▸ Problem description
Go through the records below and copy out every line that contains the word "more".

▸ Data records
******************************

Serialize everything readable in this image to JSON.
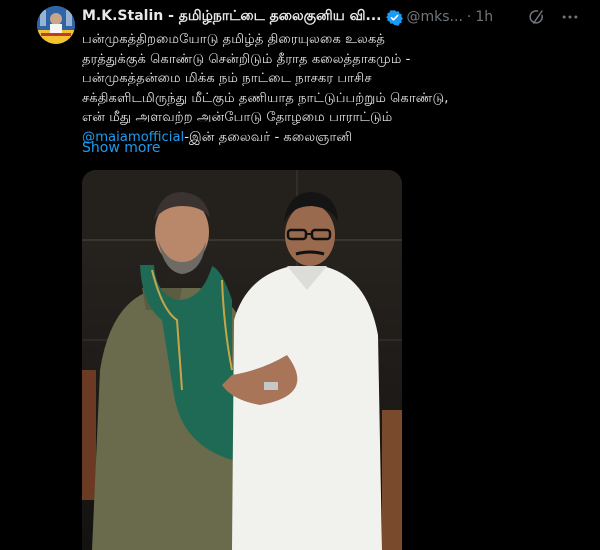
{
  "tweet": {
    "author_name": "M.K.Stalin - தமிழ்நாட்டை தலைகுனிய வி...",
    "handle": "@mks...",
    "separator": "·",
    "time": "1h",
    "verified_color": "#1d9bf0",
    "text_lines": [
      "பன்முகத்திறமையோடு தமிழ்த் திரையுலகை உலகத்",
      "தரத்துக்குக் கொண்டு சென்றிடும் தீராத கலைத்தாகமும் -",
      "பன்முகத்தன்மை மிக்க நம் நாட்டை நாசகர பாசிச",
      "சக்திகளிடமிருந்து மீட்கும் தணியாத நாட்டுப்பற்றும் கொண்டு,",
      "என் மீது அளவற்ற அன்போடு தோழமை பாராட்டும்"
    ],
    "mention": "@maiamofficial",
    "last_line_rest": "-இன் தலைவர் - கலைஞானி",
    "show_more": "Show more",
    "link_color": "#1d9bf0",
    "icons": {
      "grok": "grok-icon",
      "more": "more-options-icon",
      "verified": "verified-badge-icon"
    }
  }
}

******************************

▸ Result for this task
    "show_more": "Show more",
      "more": "more-options-icon",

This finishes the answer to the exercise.